The International Conference on Concussion in Sport in Vienna (2001) and Prague (2004) provided clinicians and athletes with this type of shared knowledge at no cost. In addition, various journals “shared” the final statement to provide the widest possible knowledge translation.2 Citations for these papers have far outweighed what one “expert” in concussion could have achieved even if they had published in the most influential general medical journal (JAMA, oops, I mean BMJ). The 2008 concussion conference is being hosted by FIFA together with the IOC, International Ice Hockey Federation and International Rugby Board in Zurich on October 30th. The agenda promises original data, refined guidelines for both simple and complex concussion and insight into the challenge of paediatric concussion. Do you want to be part of this important process? One hundred and twenty registrants can combine a visit to FIFA headquarters while contributing to the conference. But what almost knocked me out was that the first day's proceedings will be webcast free! Details will be posted on http://bjsm.bmj.com as well as the BJSM blog (http://blogs.bmj.com/bjsm). Congratulations to all involved for embracing the wiki spirit—openness, peering, sharing and global action.

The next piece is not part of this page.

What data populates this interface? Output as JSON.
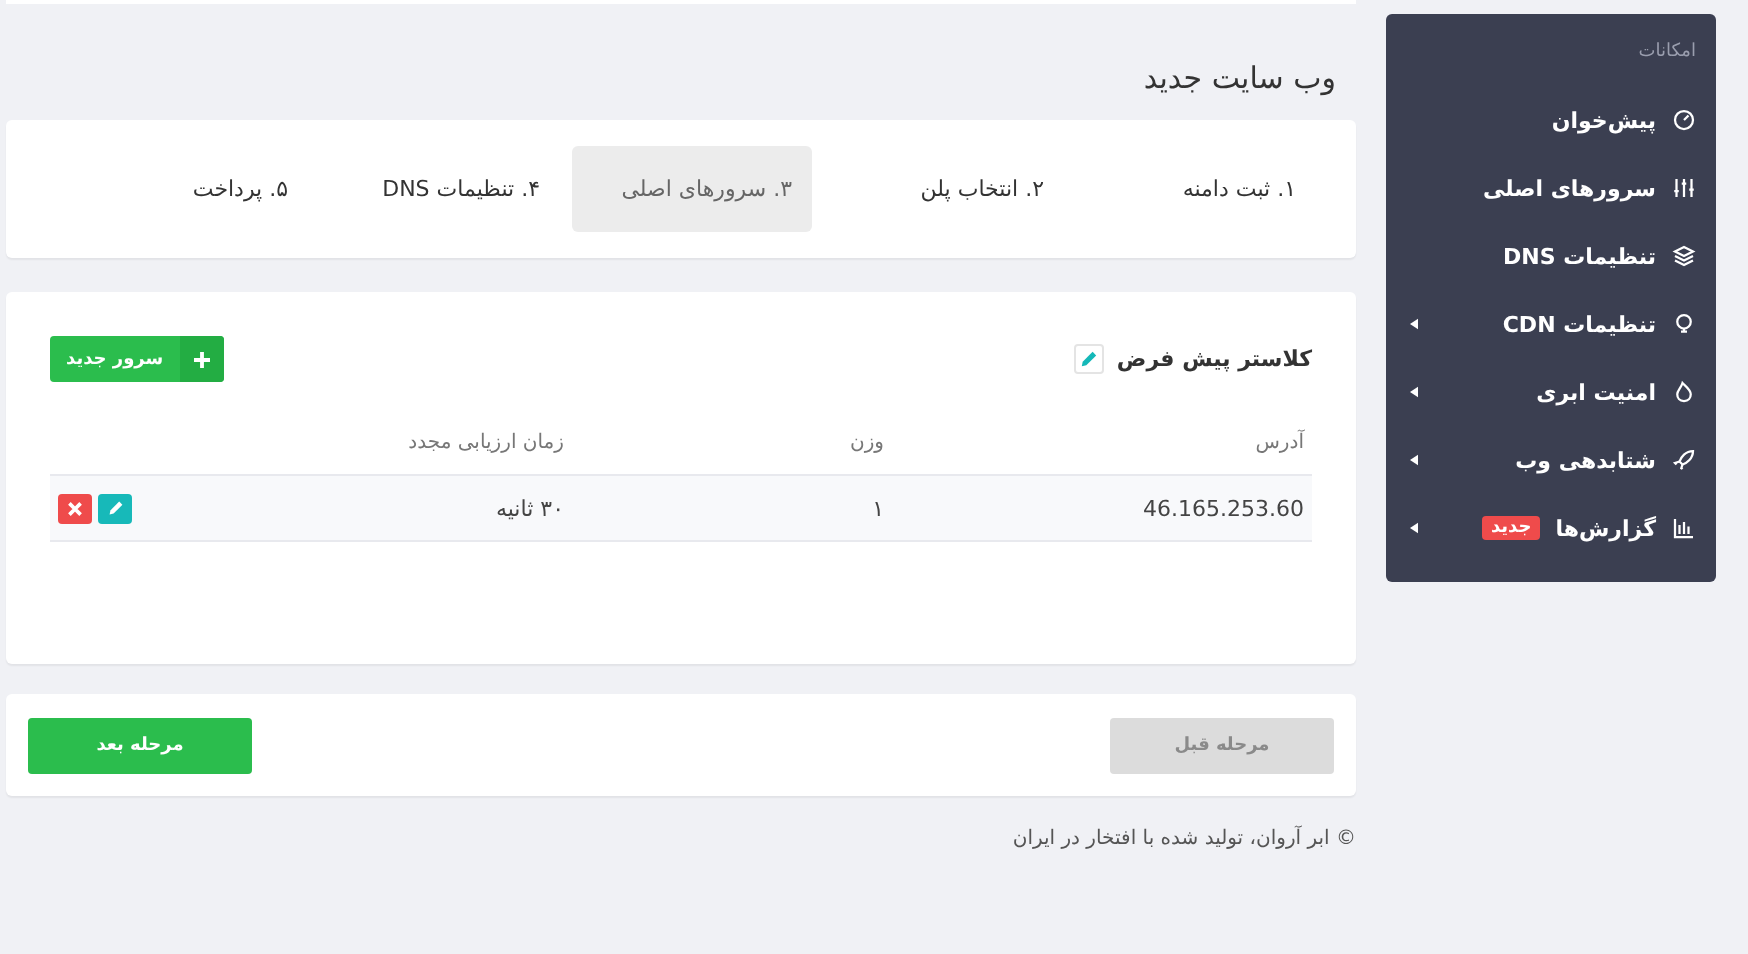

On that note of global action—“ignoring physical and geographical boundaries”, we zip from Zurich to the Arnold School of Public Health in South Carolina, USA, the new academic home of Professor Steven Blair. During our phone conversation, he lamented that despite the rapid accumulation of evidence for the health benefits of regular physical activity, uptake remained suboptimal, alarming or appalling depending on your mood. In this issue Hamer and Chida highlight the effectiveness of walking (see article on page 10.1136/bjsm.2007.039974), yet exercise prescription has been virtually absent in clinical medicine (let’s be honest). Certainly for physicians, the sum total of university medical education related to physical activity could be captured in one episode of Grey’s Anatomy.
But with Professor Blair’s leadership, BJSM aims to be part of the solution. To encourage clinicians to pay more attention to promoting physical activity during patient consults, the January 2009 issue of BJSM will review the current state of the science and provide practical recommendations as to how clinicians can implement effective physical activity interventions. Full details are on the new BJSM blog (http://blogs.bmj.com/bjsm).
In this spirit of mass collaboration, for the theme issue (Integrating Physical Activity into Clinical Practice) guest editor Blair encourages submissions from the world over. He’ll oversee open peer review and we’ll work with the BJSM publishers to see how much we can share for free. Let’s see whether this wikinomic approach of “openness, peering, sharing, and acting globally” can contribute to mass participation against physical inactivity.